--- START ---

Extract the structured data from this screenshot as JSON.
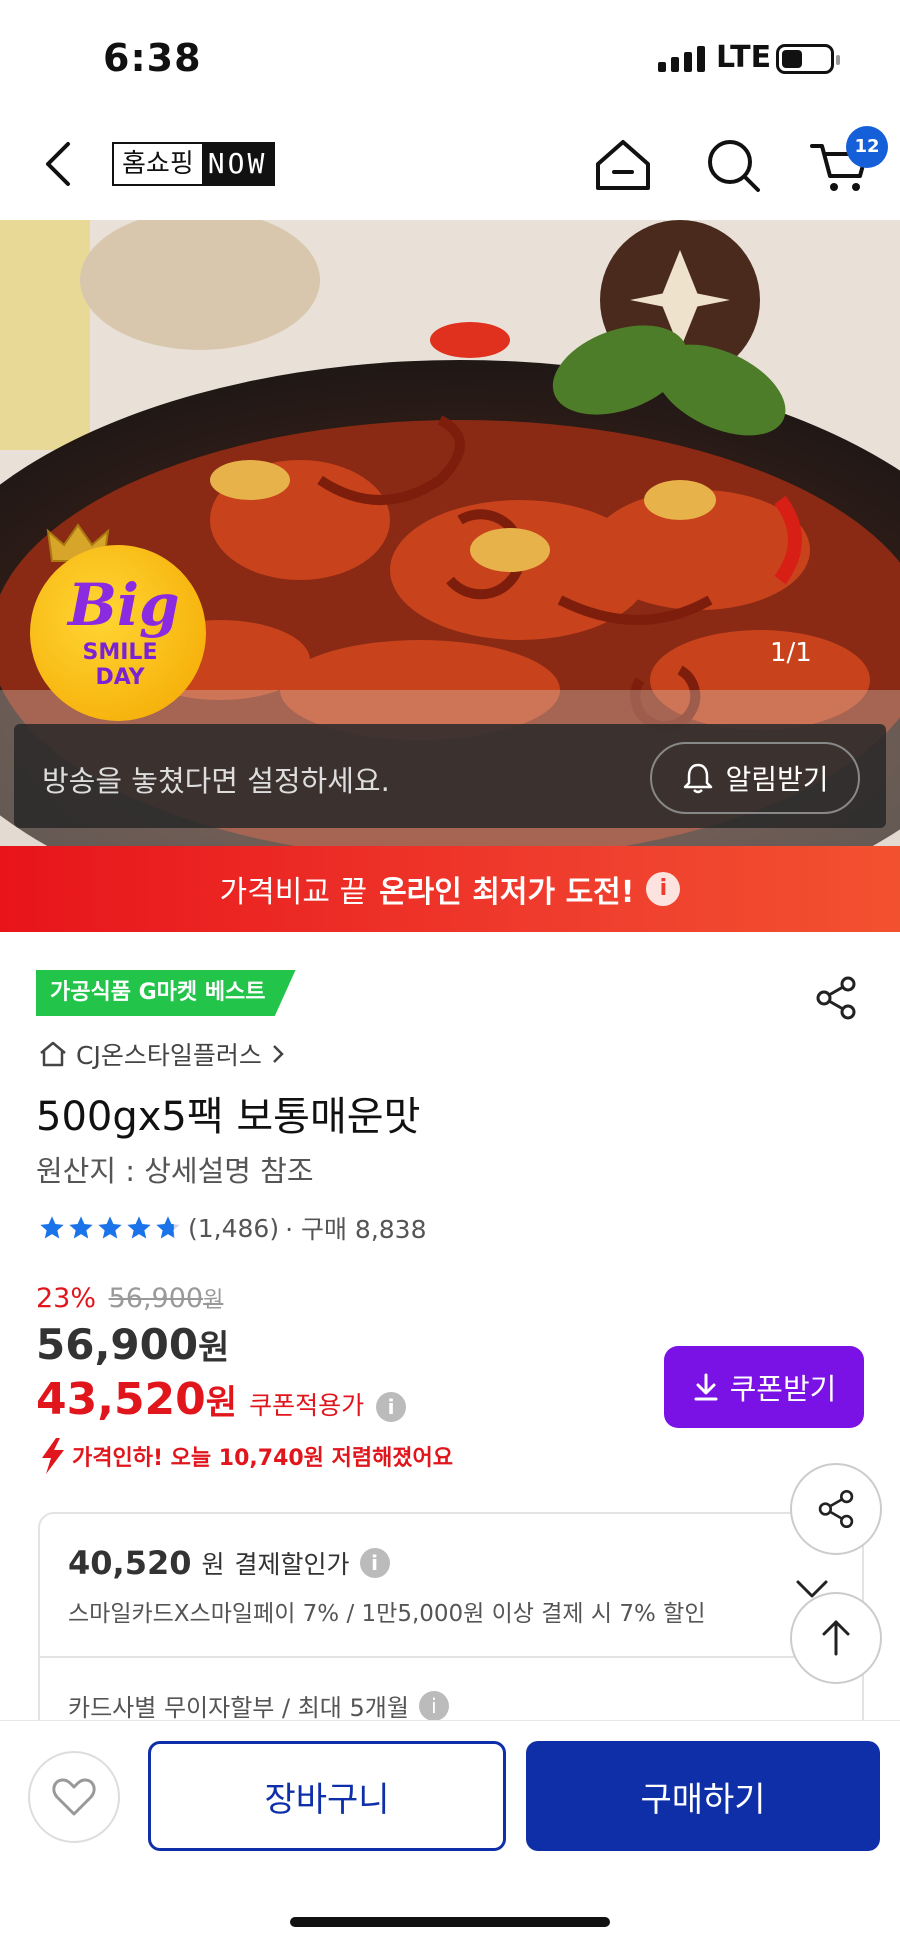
{
  "status": {
    "time": "6:38",
    "network": "LTE"
  },
  "nav": {
    "logo_left": "홈쇼핑",
    "logo_right": "NOW",
    "cart_count": "12"
  },
  "hero": {
    "badge_big": "Big",
    "badge_line1": "SMILE",
    "badge_line2": "DAY",
    "page_indicator": "1/1",
    "notify_message": "방송을 놓쳤다면 설정하세요.",
    "notify_button": "알림받기"
  },
  "banner": {
    "text_normal": "가격비교 끝",
    "text_strong": "온라인 최저가 도전!"
  },
  "product": {
    "category_badge": "가공식품 G마켓 베스트",
    "store": "CJ온스타일플러스",
    "title": "500gx5팩 보통매운맛",
    "origin": "원산지 : 상세설명 참조",
    "rating_value": 4.8,
    "review_count": "(1,486)",
    "purchase_count": "· 구매 8,838"
  },
  "pricing": {
    "discount_pct": "23%",
    "original_price": "56,900",
    "won": "원",
    "price": "56,900",
    "coupon_price": "43,520",
    "coupon_label": "쿠폰적용가",
    "price_cut_msg": "가격인하! 오늘 10,740원 저렴해졌어요",
    "coupon_button": "쿠폰받기"
  },
  "payment": {
    "pay_price": "40,520",
    "pay_label": "결제할인가",
    "pay_desc": "스마일카드X스마일페이 7% / 1만5,000원 이상 결제 시 7% 할인",
    "installment": "카드사별 무이자할부 / 최대 5개월"
  },
  "actions": {
    "cart_button": "장바구니",
    "buy_button": "구매하기"
  },
  "colors": {
    "primary_blue": "#0f2fa8",
    "coupon_purple": "#7a12e6",
    "sale_red": "#e0161c",
    "badge_green": "#22c44a",
    "star_blue": "#1a73e8"
  }
}
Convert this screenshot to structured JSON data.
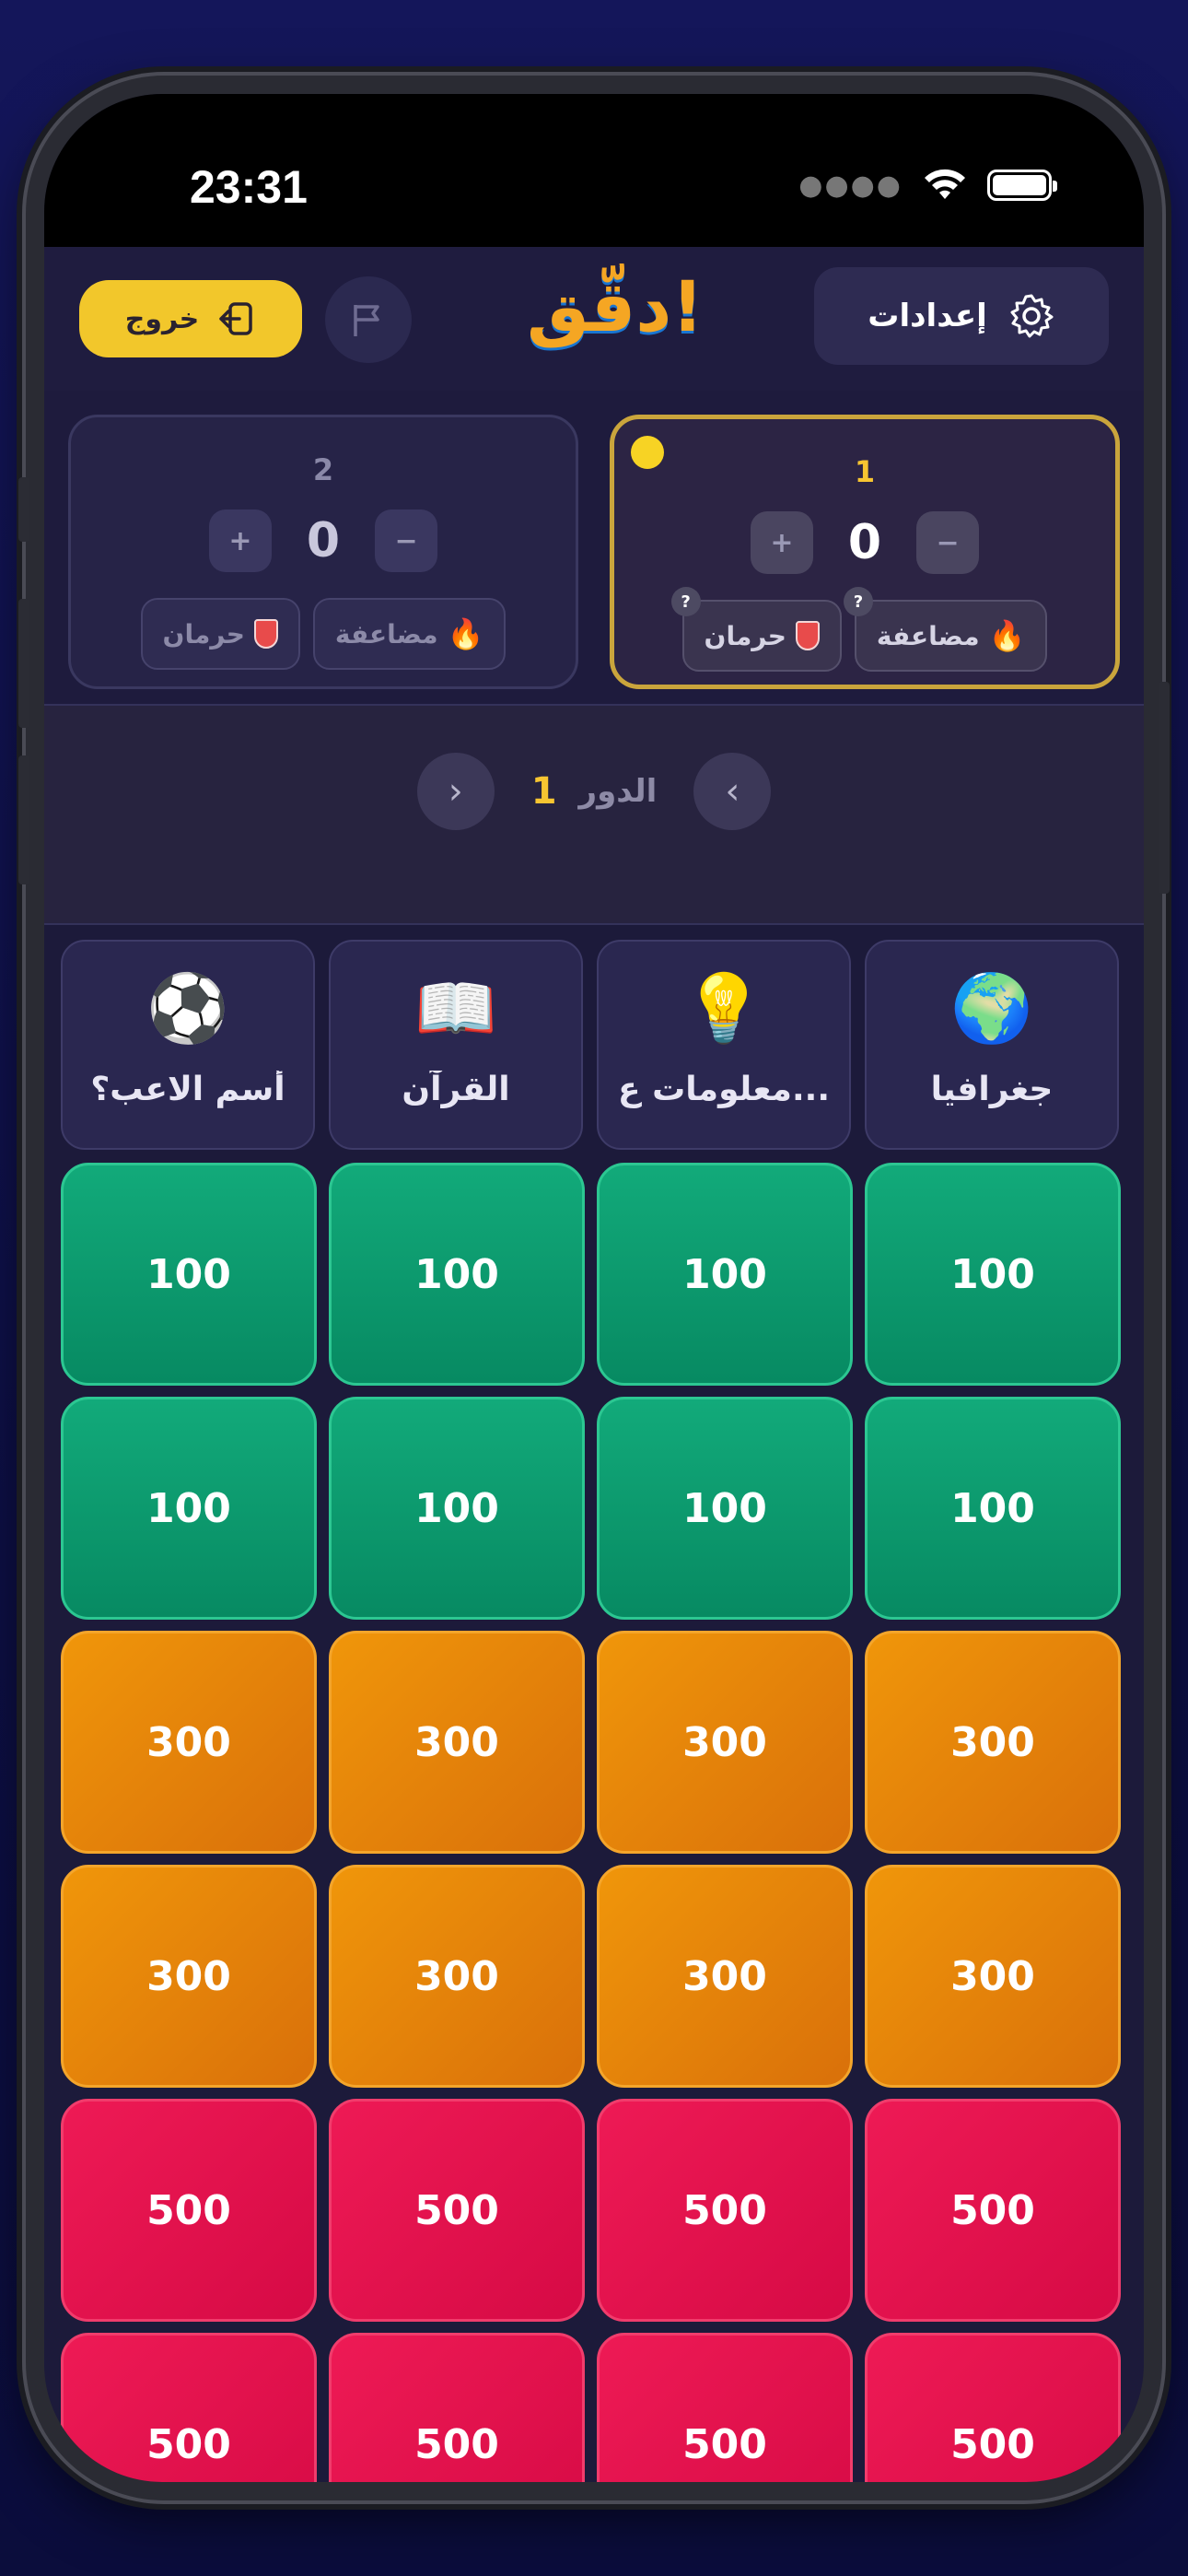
{
  "status_bar": {
    "time": "23:31",
    "signal_icon": "cellular-dots-icon",
    "wifi_icon": "wifi-icon",
    "battery_icon": "battery-icon"
  },
  "header": {
    "exit_label": "خروج",
    "logo_text": "دقّق!",
    "settings_label": "إعدادات"
  },
  "teams": [
    {
      "number": "1",
      "score": "0",
      "plus": "+",
      "minus": "−",
      "double_label": "مضاعفة",
      "deny_label": "حرمان",
      "hint": "?",
      "active": true
    },
    {
      "number": "2",
      "score": "0",
      "plus": "+",
      "minus": "−",
      "double_label": "مضاعفة",
      "deny_label": "حرمان",
      "hint": "?",
      "active": false
    }
  ],
  "turn": {
    "label": "الدور",
    "number": "1"
  },
  "categories": [
    {
      "label": "جغرافيا",
      "icon": "globe-icon",
      "glyph": "🌍"
    },
    {
      "label": "معلومات ع...",
      "icon": "book-idea-icon",
      "glyph": "💡"
    },
    {
      "label": "القرآن",
      "icon": "quran-icon",
      "glyph": "📖"
    },
    {
      "label": "أسم الاعب؟",
      "icon": "football-player-icon",
      "glyph": "⚽"
    }
  ],
  "rows": [
    {
      "value": "100",
      "color": "#0a9a6e"
    },
    {
      "value": "100",
      "color": "#0a9a6e"
    },
    {
      "value": "300",
      "color": "#e5830a"
    },
    {
      "value": "300",
      "color": "#e5830a"
    },
    {
      "value": "500",
      "color": "#e5124d"
    },
    {
      "value": "500",
      "color": "#e5124d"
    }
  ]
}
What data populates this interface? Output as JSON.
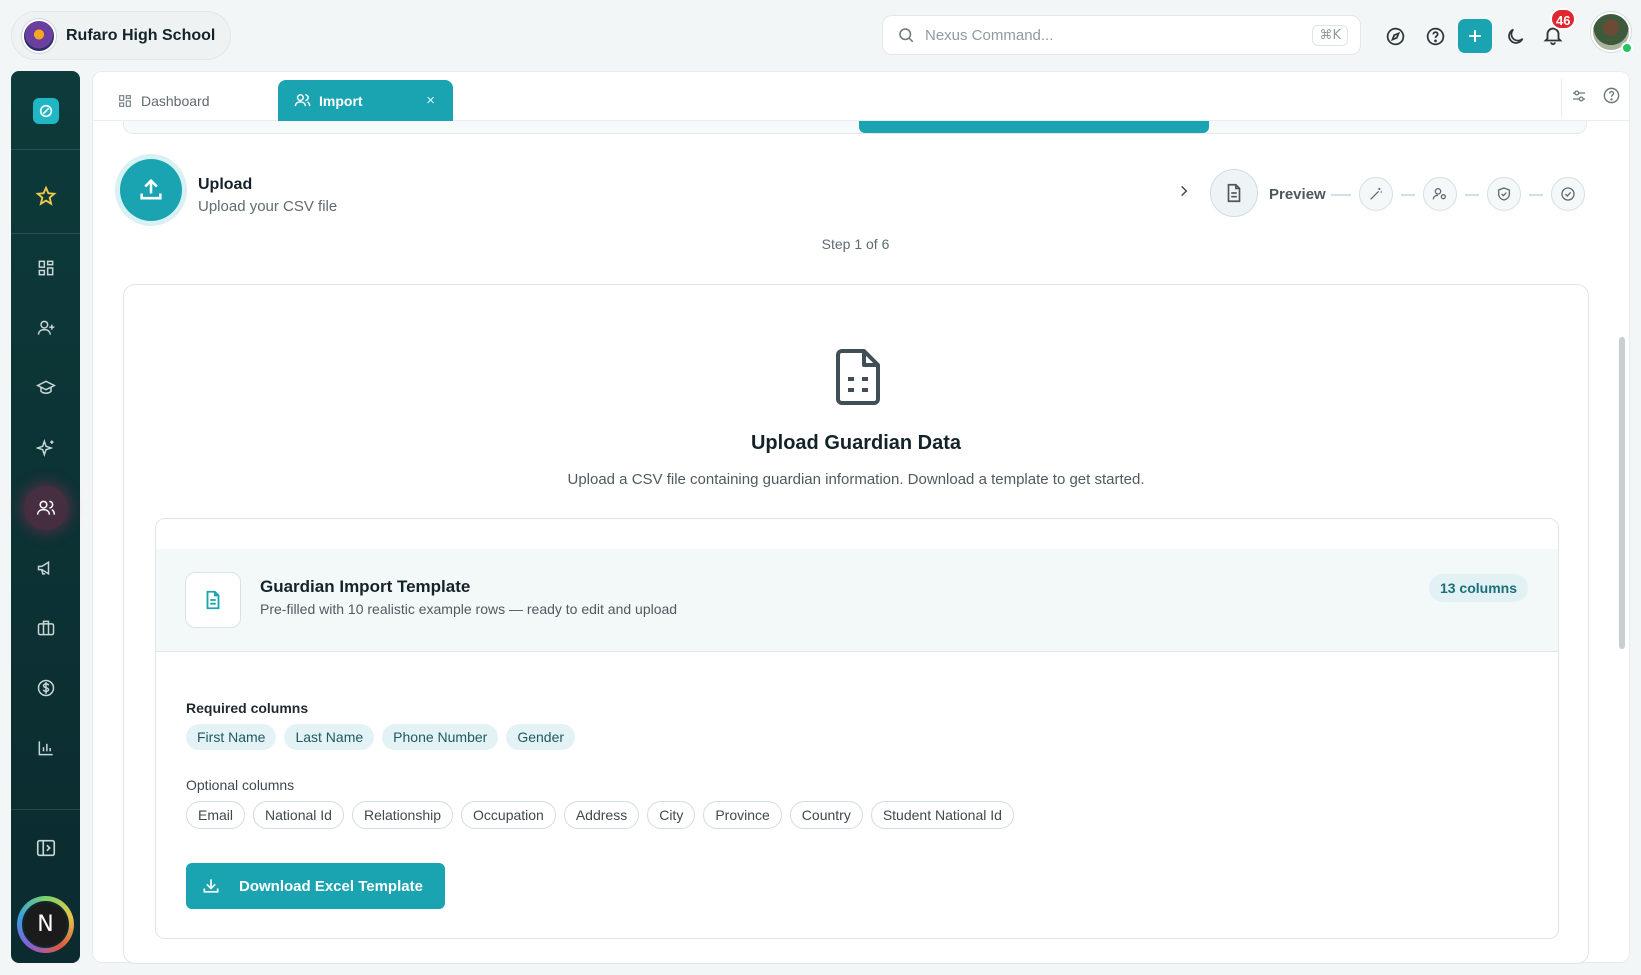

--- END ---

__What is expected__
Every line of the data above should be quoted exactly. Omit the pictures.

__Solution for this task__
Extract the structured data from this screenshot as JSON.
{
  "status": {
    "time": "6:38",
    "network": "LTE"
  },
  "nav": {
    "logo_left": "홈쇼핑",
    "logo_right": "NOW",
    "cart_count": "12"
  },
  "hero": {
    "badge_big": "Big",
    "badge_line1": "SMILE",
    "badge_line2": "DAY",
    "page_indicator": "1/1",
    "notify_message": "방송을 놓쳤다면 설정하세요.",
    "notify_button": "알림받기"
  },
  "banner": {
    "text_normal": "가격비교 끝",
    "text_strong": "온라인 최저가 도전!"
  },
  "product": {
    "category_badge": "가공식품 G마켓 베스트",
    "store": "CJ온스타일플러스",
    "title": "500gx5팩 보통매운맛",
    "origin": "원산지 : 상세설명 참조",
    "rating_value": 4.8,
    "review_count": "(1,486)",
    "purchase_count": "· 구매 8,838"
  },
  "pricing": {
    "discount_pct": "23%",
    "original_price": "56,900",
    "won": "원",
    "price": "56,900",
    "coupon_price": "43,520",
    "coupon_label": "쿠폰적용가",
    "price_cut_msg": "가격인하! 오늘 10,740원 저렴해졌어요",
    "coupon_button": "쿠폰받기"
  },
  "payment": {
    "pay_price": "40,520",
    "pay_label": "결제할인가",
    "pay_desc": "스마일카드X스마일페이 7% / 1만5,000원 이상 결제 시 7% 할인",
    "installment": "카드사별 무이자할부 / 최대 5개월"
  },
  "actions": {
    "cart_button": "장바구니",
    "buy_button": "구매하기"
  },
  "colors": {
    "primary_blue": "#0f2fa8",
    "coupon_purple": "#7a12e6",
    "sale_red": "#e0161c",
    "badge_green": "#22c44a",
    "star_blue": "#1a73e8"
  }
}
Convert this screenshot to structured JSON data.
{
  "status_bar": {
    "time": "23:31",
    "signal_icon": "cellular-dots-icon",
    "wifi_icon": "wifi-icon",
    "battery_icon": "battery-icon"
  },
  "header": {
    "exit_label": "خروج",
    "logo_text": "دقّق!",
    "settings_label": "إعدادات"
  },
  "teams": [
    {
      "number": "1",
      "score": "0",
      "plus": "+",
      "minus": "−",
      "double_label": "مضاعفة",
      "deny_label": "حرمان",
      "hint": "?",
      "active": true
    },
    {
      "number": "2",
      "score": "0",
      "plus": "+",
      "minus": "−",
      "double_label": "مضاعفة",
      "deny_label": "حرمان",
      "hint": "?",
      "active": false
    }
  ],
  "turn": {
    "label": "الدور",
    "number": "1"
  },
  "categories": [
    {
      "label": "جغرافيا",
      "icon": "globe-icon",
      "glyph": "🌍"
    },
    {
      "label": "معلومات ع...",
      "icon": "book-idea-icon",
      "glyph": "💡"
    },
    {
      "label": "القرآن",
      "icon": "quran-icon",
      "glyph": "📖"
    },
    {
      "label": "أسم الاعب؟",
      "icon": "football-player-icon",
      "glyph": "⚽"
    }
  ],
  "rows": [
    {
      "value": "100",
      "color": "#0a9a6e"
    },
    {
      "value": "100",
      "color": "#0a9a6e"
    },
    {
      "value": "300",
      "color": "#e5830a"
    },
    {
      "value": "300",
      "color": "#e5830a"
    },
    {
      "value": "500",
      "color": "#e5124d"
    },
    {
      "value": "500",
      "color": "#e5124d"
    }
  ]
}
What data populates this interface? Output as JSON.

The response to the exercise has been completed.